⟨

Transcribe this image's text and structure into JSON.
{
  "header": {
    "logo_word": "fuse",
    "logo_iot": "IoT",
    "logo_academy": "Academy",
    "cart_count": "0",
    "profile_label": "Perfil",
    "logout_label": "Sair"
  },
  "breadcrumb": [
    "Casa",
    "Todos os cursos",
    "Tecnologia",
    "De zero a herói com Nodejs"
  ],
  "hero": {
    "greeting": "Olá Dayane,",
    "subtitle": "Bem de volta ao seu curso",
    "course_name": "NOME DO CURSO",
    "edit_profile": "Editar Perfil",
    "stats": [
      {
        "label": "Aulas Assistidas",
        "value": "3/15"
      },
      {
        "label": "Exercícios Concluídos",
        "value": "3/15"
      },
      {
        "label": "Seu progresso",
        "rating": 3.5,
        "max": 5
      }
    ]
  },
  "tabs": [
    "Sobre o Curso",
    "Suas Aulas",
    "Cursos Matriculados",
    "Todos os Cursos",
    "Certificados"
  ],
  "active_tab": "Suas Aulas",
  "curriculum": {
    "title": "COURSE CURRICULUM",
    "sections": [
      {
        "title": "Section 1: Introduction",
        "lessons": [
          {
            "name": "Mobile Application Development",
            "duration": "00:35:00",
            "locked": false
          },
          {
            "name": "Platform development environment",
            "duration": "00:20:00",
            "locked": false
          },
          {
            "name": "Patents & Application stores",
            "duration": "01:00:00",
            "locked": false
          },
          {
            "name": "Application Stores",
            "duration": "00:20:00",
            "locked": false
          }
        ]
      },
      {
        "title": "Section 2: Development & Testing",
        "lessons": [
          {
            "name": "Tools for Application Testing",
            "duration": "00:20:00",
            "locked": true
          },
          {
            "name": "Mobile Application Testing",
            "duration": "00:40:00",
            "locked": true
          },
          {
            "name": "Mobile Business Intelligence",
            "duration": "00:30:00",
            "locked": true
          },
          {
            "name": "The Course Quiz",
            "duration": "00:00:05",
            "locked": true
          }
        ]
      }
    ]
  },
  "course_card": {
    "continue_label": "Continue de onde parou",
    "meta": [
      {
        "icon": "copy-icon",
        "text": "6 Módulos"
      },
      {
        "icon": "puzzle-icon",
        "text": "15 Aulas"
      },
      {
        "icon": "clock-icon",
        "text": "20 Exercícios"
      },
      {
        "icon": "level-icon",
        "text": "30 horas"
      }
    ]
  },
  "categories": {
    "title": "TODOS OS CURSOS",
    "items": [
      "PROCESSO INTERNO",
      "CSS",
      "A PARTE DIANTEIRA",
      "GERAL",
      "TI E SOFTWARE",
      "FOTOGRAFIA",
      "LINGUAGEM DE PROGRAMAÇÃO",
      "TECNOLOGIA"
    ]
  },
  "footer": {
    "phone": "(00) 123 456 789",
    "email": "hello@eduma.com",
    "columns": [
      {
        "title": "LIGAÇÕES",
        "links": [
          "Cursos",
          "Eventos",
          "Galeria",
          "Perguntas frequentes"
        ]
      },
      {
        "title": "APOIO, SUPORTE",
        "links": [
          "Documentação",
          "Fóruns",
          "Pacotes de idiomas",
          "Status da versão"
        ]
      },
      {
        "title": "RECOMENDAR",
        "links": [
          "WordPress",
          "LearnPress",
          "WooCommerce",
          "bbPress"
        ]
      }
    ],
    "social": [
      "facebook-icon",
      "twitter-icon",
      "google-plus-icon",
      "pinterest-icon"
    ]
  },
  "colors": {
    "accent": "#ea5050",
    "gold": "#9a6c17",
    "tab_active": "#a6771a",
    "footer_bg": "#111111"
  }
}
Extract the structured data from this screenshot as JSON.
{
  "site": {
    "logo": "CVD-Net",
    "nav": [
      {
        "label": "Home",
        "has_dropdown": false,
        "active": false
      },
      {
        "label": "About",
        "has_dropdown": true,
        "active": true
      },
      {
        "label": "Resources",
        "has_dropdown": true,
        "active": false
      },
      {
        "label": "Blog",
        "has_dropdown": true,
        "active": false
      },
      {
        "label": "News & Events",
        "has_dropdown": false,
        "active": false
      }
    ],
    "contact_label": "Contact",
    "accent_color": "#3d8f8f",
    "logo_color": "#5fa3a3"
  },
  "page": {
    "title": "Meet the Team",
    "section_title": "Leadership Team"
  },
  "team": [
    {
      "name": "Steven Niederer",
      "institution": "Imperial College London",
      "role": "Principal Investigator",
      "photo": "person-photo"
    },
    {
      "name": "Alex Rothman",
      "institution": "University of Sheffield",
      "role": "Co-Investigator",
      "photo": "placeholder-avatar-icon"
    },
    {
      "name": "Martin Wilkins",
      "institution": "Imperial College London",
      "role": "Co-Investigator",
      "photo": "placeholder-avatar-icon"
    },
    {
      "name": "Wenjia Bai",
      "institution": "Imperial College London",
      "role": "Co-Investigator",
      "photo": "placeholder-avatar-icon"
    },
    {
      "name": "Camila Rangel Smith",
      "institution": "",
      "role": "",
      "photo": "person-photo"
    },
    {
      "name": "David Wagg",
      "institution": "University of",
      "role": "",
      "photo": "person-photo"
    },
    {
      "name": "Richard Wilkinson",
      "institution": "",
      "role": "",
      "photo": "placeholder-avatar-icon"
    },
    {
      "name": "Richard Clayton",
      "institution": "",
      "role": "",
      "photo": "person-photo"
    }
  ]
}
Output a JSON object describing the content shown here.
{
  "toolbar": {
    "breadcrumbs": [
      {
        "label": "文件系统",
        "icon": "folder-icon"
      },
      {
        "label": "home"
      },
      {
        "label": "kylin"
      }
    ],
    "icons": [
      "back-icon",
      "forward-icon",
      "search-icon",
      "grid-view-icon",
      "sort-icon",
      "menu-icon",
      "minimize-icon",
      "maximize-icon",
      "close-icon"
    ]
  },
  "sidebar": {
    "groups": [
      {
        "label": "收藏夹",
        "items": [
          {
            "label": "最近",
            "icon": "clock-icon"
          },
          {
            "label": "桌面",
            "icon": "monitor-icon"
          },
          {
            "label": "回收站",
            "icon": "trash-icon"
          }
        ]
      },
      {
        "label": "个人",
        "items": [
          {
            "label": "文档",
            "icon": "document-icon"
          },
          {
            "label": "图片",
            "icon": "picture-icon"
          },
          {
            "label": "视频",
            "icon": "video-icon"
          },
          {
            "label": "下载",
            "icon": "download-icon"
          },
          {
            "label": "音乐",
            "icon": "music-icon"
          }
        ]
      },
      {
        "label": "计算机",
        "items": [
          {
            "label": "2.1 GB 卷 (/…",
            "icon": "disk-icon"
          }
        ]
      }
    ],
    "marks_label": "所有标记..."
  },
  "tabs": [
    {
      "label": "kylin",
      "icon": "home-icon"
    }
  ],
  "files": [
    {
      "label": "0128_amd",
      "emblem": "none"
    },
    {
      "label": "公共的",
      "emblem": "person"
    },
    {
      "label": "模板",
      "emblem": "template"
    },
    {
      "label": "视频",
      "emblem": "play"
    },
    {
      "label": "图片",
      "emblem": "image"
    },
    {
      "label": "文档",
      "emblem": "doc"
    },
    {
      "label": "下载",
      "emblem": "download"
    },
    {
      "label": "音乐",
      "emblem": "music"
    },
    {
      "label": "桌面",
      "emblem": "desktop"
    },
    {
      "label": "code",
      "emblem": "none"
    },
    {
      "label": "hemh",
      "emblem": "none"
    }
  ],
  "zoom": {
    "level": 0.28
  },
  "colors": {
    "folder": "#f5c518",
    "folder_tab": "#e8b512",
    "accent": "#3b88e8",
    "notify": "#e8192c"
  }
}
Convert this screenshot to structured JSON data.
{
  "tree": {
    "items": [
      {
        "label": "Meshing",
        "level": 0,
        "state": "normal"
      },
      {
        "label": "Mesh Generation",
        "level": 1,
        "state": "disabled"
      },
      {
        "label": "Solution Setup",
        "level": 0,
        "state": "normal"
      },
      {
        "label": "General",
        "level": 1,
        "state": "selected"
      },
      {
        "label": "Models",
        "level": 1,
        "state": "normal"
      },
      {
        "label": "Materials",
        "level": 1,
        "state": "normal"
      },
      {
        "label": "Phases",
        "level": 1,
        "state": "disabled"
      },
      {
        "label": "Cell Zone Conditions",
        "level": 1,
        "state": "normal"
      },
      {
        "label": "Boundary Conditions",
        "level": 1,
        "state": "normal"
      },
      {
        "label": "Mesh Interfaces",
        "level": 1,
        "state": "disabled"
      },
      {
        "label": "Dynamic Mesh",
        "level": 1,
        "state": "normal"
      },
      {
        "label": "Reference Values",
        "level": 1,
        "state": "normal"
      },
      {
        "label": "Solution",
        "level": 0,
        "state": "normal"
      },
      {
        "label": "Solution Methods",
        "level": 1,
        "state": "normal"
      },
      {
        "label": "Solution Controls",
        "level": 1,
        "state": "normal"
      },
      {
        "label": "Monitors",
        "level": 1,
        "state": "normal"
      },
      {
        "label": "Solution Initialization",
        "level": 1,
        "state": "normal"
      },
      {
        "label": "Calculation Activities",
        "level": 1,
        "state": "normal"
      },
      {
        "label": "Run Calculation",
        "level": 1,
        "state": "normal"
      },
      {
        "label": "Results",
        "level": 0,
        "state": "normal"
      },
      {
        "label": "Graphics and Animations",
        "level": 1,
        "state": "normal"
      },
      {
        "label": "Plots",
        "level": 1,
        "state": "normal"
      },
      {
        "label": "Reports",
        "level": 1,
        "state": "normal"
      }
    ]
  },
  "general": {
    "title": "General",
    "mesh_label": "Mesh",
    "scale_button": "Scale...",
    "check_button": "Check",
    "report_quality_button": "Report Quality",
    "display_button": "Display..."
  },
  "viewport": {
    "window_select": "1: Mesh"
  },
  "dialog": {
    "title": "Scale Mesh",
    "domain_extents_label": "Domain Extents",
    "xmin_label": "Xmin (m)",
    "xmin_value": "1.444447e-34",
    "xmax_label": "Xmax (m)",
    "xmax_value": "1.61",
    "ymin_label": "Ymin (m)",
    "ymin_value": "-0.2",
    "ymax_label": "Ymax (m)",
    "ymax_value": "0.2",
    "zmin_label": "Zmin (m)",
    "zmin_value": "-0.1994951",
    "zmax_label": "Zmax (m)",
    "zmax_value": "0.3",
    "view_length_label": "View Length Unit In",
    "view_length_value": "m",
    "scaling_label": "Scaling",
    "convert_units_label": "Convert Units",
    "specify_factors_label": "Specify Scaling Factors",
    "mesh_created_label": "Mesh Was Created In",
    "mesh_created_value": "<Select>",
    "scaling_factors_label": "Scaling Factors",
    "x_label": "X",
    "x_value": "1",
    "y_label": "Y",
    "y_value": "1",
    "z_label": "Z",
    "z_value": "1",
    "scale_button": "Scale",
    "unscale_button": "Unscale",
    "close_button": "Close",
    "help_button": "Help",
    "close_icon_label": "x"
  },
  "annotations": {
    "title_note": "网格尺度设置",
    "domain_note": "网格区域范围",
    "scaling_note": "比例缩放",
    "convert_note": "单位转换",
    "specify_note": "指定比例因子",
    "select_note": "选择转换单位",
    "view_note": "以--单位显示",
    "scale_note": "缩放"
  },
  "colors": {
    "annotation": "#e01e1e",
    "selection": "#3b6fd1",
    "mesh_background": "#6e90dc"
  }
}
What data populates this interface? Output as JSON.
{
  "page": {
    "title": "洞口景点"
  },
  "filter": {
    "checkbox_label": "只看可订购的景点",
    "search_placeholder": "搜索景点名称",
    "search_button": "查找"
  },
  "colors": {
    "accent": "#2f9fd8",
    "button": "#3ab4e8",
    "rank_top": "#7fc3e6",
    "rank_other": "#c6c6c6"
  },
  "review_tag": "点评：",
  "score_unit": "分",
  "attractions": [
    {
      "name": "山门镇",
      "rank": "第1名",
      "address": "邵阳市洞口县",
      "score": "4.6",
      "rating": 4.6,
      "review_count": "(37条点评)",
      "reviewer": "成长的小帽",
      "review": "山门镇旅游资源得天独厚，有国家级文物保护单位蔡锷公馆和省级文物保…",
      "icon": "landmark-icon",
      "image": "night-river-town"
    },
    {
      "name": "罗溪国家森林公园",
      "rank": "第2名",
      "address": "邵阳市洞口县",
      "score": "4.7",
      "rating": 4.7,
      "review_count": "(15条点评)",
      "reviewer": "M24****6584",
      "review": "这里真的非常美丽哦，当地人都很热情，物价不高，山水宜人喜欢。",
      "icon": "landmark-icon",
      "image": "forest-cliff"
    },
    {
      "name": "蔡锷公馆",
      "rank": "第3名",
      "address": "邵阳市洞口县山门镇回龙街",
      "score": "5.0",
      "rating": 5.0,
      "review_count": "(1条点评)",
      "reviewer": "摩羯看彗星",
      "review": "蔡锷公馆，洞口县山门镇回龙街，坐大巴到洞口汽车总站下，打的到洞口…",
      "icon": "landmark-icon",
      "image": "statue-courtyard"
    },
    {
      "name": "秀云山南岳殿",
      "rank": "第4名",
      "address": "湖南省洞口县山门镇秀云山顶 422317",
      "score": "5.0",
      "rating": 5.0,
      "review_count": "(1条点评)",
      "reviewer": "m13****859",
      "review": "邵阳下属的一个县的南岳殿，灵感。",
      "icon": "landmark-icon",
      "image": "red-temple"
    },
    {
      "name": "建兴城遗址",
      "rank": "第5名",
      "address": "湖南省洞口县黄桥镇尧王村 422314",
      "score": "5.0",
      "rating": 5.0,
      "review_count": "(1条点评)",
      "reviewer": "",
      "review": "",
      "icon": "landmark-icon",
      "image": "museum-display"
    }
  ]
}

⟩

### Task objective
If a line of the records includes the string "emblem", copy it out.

### Expected answer
      "emblem": "none"
      "emblem": "person"
      "emblem": "template"
      "emblem": "play"
      "emblem": "image"
      "emblem": "doc"
      "emblem": "download"
      "emblem": "music"
      "emblem": "desktop"
      "emblem": "none"
      "emblem": "none"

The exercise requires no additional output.